If you find yourself sneezing and wheezing with a stuffy head this spring, it cold very well be the result of snow mold and not a cold.

Snow Mold is a lawn disease caused by two principle fungal culprits: gray snow mold  (Typhula spp; also known as Typhula blight) and pink snow mold (Microdochium nivalis, also known as Fusarium patch).  These spores or fungal structures begin to actively grow when the temperatures beneath snow cover range from slightly below freezing to about 45°F.

The Weather Network says that damage is usually concentrated to small patches of dead grass, but some fields can contain several such patches.

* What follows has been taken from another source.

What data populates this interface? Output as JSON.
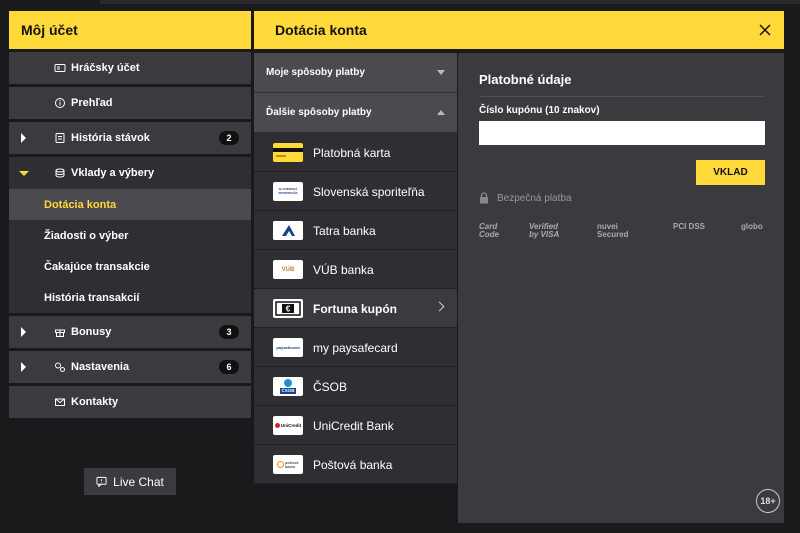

The fungus can be visible, often looking like pink to grey cobwebs or small black masses.

Like any mold and fungus, snow mold can trigger physical reactions in humans and even our pets.  This would resemble a cold in people, but it's actually more of an allergy attack with symptoms like sniffling, sneezing, wheezing and headache.  Pets may first suffer from irritated, itchy skin.

Because the fungal spores travel through the atmosphere, avoiding a snow mold-induced allergy attack can be challenging, but there are things you can do.

First, if you notice snow mold on exposed grass, it can help to rake the grass to open up the blades which will help the area dry faster.  You could also mow infected areas shorter than normal once it's possible to do so.

Preventing snow mold is something you can do in the fall.  Two key things to do are:

  1. Rake and dispose of all your leaves before the snow flies.  Having leaves laying on your grass provide a great environment for snow mold to develop.
  2. Mow your grass to 2" just before snow takes over.  Having shorter grass makes it harder for snow mold to thrive and will allow your grass to dry faster in the spring.

Ultimately, the good news is that snow mold is temporary.  Most snow mold will go away once surfaces dry out or temperatures are steadily above 45°F, although pink snow mold can continue to grow on a moist lawn until temperatures surpass 60°F.